D.P.: We’ve come from this space where it was all about who you or your family knows in order for you to get a job in the industry, but we are moving away from that. We need to be posting jobs and sharing job information in different spaces because, at the moment, we are making the assumption that everybody is a graduate of a university.
Some of the language that we use is so limiting for people: We say you must be a graduate, you must have this experience. But if these young people are not given an opportunity, how can they have the experience?
I also hear that diverse talent isn’t out there. We are out there, whether that’s diversity in terms of ethnicity, gender or sexuality, the talent’s out there; companies just need to dig a little bit deeper.

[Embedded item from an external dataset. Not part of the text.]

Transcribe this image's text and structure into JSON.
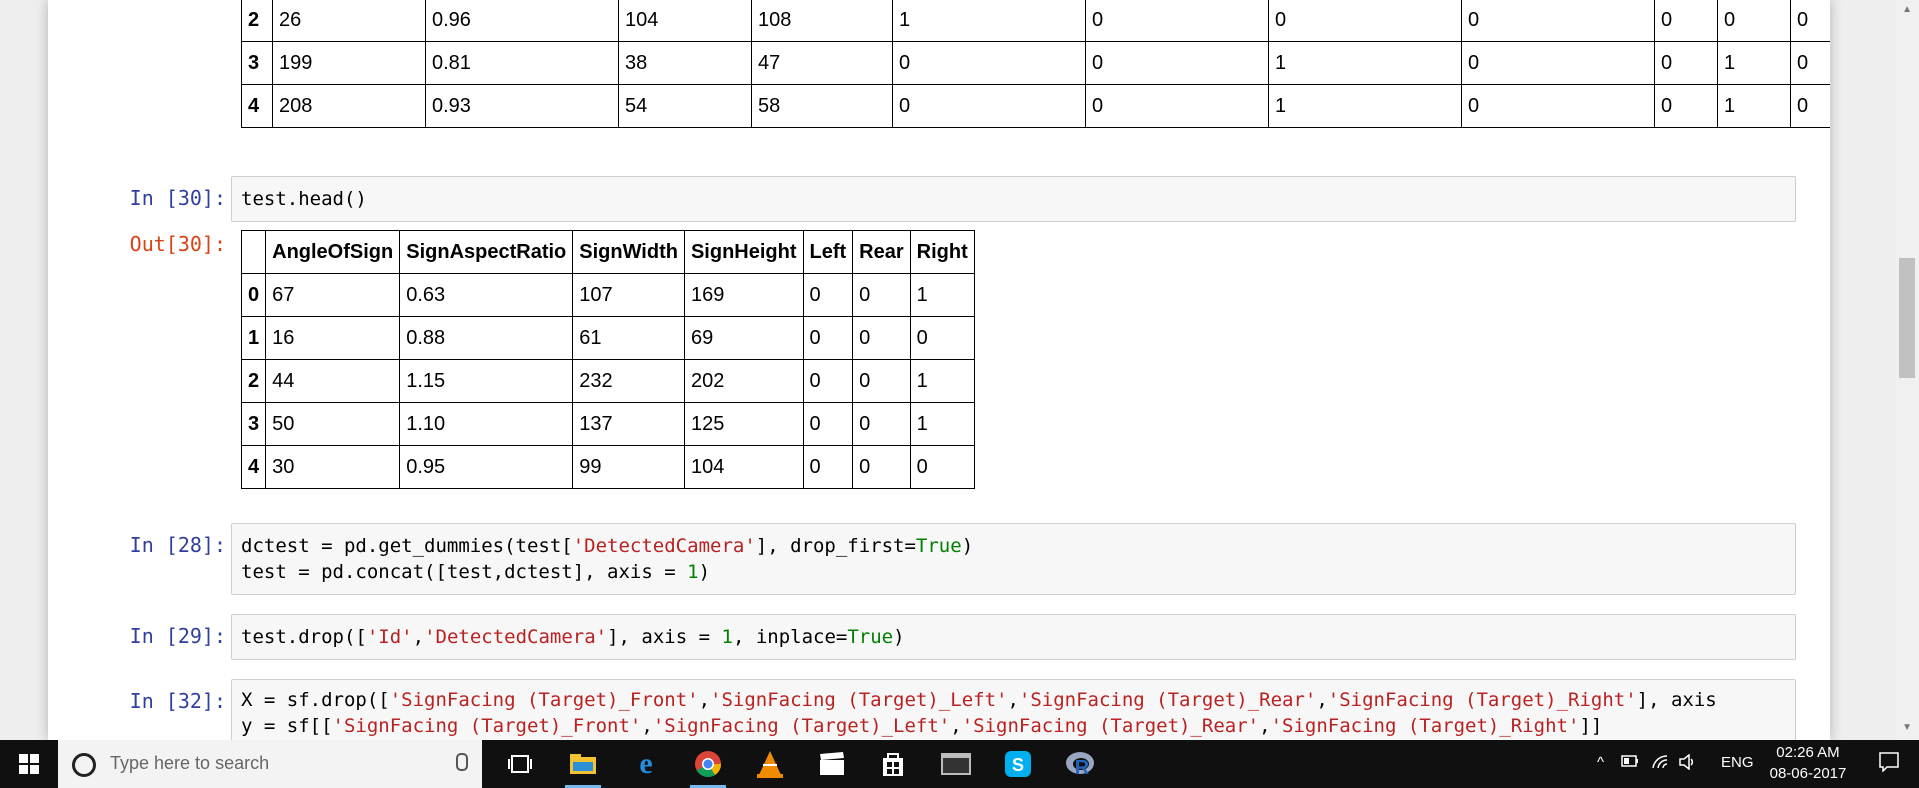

Introducing the conversation a bit earlier is what’s going to help influence people, too: Telling them that if they love maths they can become a merchandiser, for instance. We’ve got to look at how we are selling these opportunities to younger people.
WWD: Can you talk about the new initiative you will be introducing to help educate young people about different industry opportunities?

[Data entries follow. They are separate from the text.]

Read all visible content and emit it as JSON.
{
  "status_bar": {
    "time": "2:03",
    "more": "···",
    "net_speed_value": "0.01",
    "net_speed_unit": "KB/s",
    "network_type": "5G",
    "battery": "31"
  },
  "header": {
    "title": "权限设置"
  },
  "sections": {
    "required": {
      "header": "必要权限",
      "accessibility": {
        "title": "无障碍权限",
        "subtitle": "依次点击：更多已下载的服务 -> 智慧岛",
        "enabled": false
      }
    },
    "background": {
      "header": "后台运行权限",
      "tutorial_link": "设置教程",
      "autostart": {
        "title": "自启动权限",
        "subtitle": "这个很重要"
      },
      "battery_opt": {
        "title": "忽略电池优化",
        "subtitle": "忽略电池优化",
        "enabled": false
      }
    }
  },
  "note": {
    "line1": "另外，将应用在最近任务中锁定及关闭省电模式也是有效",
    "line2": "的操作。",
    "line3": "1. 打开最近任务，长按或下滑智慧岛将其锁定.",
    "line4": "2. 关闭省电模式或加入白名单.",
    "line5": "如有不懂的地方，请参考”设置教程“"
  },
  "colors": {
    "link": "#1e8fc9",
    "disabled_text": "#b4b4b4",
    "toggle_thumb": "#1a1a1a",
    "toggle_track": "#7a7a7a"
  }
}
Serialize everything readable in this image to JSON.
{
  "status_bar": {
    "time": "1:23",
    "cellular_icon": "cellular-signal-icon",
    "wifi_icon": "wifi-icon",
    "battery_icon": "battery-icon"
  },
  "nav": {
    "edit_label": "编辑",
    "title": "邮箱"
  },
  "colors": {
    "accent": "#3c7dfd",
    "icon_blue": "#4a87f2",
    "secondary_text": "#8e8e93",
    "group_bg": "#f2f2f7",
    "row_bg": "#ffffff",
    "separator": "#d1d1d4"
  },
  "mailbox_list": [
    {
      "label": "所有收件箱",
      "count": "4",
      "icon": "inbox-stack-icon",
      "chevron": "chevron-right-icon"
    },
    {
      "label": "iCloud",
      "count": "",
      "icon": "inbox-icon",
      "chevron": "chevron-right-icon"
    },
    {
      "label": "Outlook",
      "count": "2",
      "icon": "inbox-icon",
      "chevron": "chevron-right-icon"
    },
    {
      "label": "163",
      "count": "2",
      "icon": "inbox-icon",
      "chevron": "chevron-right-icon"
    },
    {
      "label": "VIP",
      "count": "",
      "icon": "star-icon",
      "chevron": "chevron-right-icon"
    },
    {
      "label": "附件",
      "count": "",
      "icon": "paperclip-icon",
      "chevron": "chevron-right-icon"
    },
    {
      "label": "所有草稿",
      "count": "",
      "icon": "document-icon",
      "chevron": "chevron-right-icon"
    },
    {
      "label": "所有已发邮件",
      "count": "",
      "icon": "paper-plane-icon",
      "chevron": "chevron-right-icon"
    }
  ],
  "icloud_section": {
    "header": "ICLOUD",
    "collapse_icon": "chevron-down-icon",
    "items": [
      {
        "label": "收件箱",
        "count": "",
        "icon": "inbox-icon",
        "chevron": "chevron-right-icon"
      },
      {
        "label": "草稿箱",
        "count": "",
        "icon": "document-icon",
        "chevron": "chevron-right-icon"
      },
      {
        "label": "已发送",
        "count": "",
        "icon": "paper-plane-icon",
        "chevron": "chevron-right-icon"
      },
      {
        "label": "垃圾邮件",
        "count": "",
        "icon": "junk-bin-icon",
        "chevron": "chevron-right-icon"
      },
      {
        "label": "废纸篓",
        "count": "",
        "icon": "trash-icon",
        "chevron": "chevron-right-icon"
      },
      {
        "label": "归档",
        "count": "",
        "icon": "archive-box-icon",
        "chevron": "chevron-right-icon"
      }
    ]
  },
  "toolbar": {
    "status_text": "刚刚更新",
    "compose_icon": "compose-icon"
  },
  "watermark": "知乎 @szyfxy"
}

D.P.: We are launching a careers and development hub, which will be a mixture of online and offline resources. Online, you’ll find a curated resource of articles and interviews and toolkits, which will help diverse talent to thrive but we are also going to be running in-person “Introduction to industry” sessions for secondary school students, which we hope will be starting after Easter and running through the summer. Our summer program will run for two weeks for about 40 young people to come in and just learn about the industry by getting hands-on. We’ll be looking at topics such as sustainability, upcycling a garment or creating a magazine of the future. From there, they can gain an understanding of the different roles that are available to them.
WWD: What are some of the recurring issues you see from the workshops you run with clients’ employees?
D.P.: We’re seeing that people from ethnic minority backgrounds, as well as women, fear being stuck in junior positions for much longer than they should be there. They might be given some reinforcements from the business and good performance reviews, but they’re not seeing themselves on the same level as some of their counterparts. Often those people have to leave those companies because they are not progressing, which creates one of the biggest problems in corporations.
They are losing incredible talent [that] is already there because they are not building them up. This glass ceiling has been one of the most recurring themes across the fashion industry. But how do we shatter it without paying lip service to people? We need to invest in offering people personal development opportunities. No matter how small your company is, you need to have some practice in place for young employees to track their progress.
WWD: Are there any more general mind-set shifts that still need to take place, especially inside big corporations?
D.P.: We shouldn’t be triggered by change, we need to be progressive in our thoughts and in our processes. We are trying to make things equitable, meaning more people get a shared piece of the pie and the industry looks less homogenous.
A lot of companies often say that they need to hire super-quickly so they don’t have the time to look for diverse talent, but they just need to start working with different organizations in the recruitment space. We keep on making excuses, but we need to take a step back and look at what we’ve been doing wrong. Even when you look at numbers and which companies perform better, they all have more diverse team members.